The astonishing outpouring of rock’n’roll in the mid-1960s in Australia and New Zealand produced such iconic bands as the Easybeats, the Masters Apprentices, the La De Da’s, Billy Thorpe and the Aztecs, the Loved Ones, and the Missing Links. It was also the launching pad for a generation of musicians who would go on to far greater fame with groups like the Bee Gees, Little River Band, Daddy Cool, Spectrum, and the Coloured Balls. Learn More
Laurel Canyon in the 1960s and early 1970s was a magical place where a dizzying array of musical artists congregated to create much of the music that provided the soundtrack to those turbulent times. Learn More
The undisputed king of pop-culture parody, “Weird Al” Yankovic has sold more comedy recordings than any other artist in history, receiving three Grammy Awards (and 14 nominations) in the process. Learn More

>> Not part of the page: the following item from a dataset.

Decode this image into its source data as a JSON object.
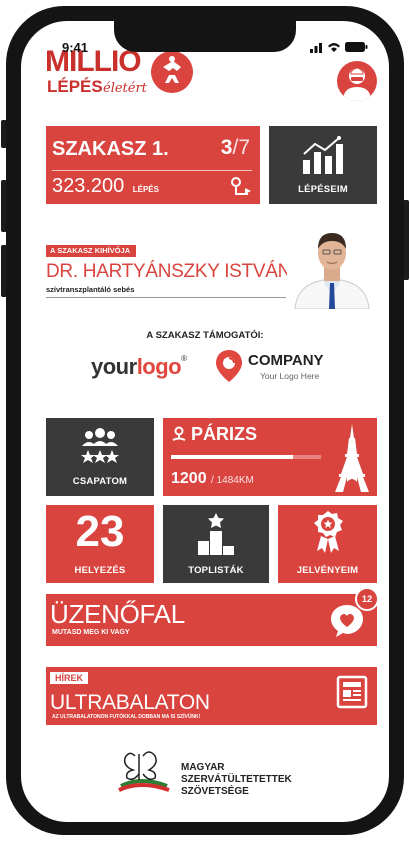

Lou Reed influenced generations of copyists that took note of his outlaw status, ambiguous sexual orientation characterized by his seventies relationship with the transvestite Rachel, his implacable mystique, and his cool and defiant attitude as the narrator of subcultures.
Touch and Go fanzine was the brainchild of Tesco Vee and Dave Stimson and was launched in Lansing, Michigan, in 1979. Major fanatics of the new punk happenings in the late 70s, TV and DS set out to chronicle, lambaste, ridicule, and heap praise on all they arbitrarily loved or hated in the music communities in the US and abroad. Learn More